Return all the data verbatim but without images.

____

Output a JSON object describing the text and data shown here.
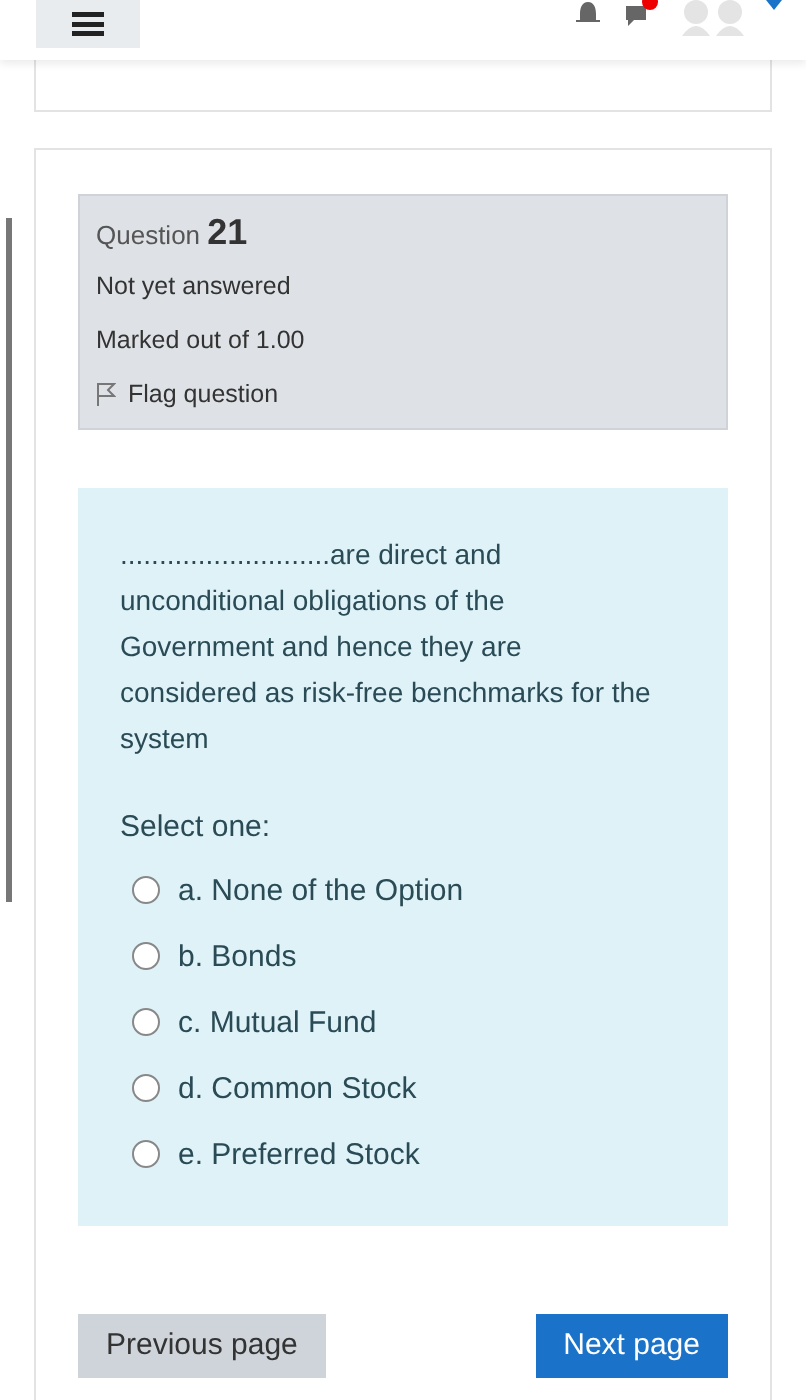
{
  "header": {
    "notification_dot": true
  },
  "question": {
    "label": "Question",
    "number": "21",
    "status": "Not yet answered",
    "marks": "Marked out of 1.00",
    "flag": "Flag question",
    "flagged": false,
    "text": "...........................are direct and unconditional obligations of the Government and hence they are considered as risk-free benchmarks for the system",
    "prompt": "Select one:",
    "options": [
      {
        "label": "a. None of the Option",
        "selected": false
      },
      {
        "label": "b. Bonds",
        "selected": false
      },
      {
        "label": "c. Mutual Fund",
        "selected": false
      },
      {
        "label": "d. Common Stock",
        "selected": false
      },
      {
        "label": "e. Preferred Stock",
        "selected": false
      }
    ]
  },
  "buttons": [
    {
      "label": "Previous page",
      "kind": "secondary"
    },
    {
      "label": "Next page",
      "kind": "primary"
    }
  ]
}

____

**ANSWER SPACE**:
Output a JSON object describing the text and data shown here.
{
  "header": {
    "notification_dot": true
  },
  "question": {
    "label": "Question",
    "number": "21",
    "status": "Not yet answered",
    "marks": "Marked out of 1.00",
    "flag": "Flag question",
    "flagged": false,
    "text": "...........................are direct and unconditional obligations of the Government and hence they are considered as risk-free benchmarks for the system",
    "prompt": "Select one:",
    "options": [
      {
        "label": "a. None of the Option",
        "selected": false
      },
      {
        "label": "b. Bonds",
        "selected": false
      },
      {
        "label": "c. Mutual Fund",
        "selected": false
      },
      {
        "label": "d. Common Stock",
        "selected": false
      },
      {
        "label": "e. Preferred Stock",
        "selected": false
      }
    ]
  },
  "buttons": [
    {
      "label": "Previous page",
      "kind": "secondary"
    },
    {
      "label": "Next page",
      "kind": "primary"
    }
  ]
}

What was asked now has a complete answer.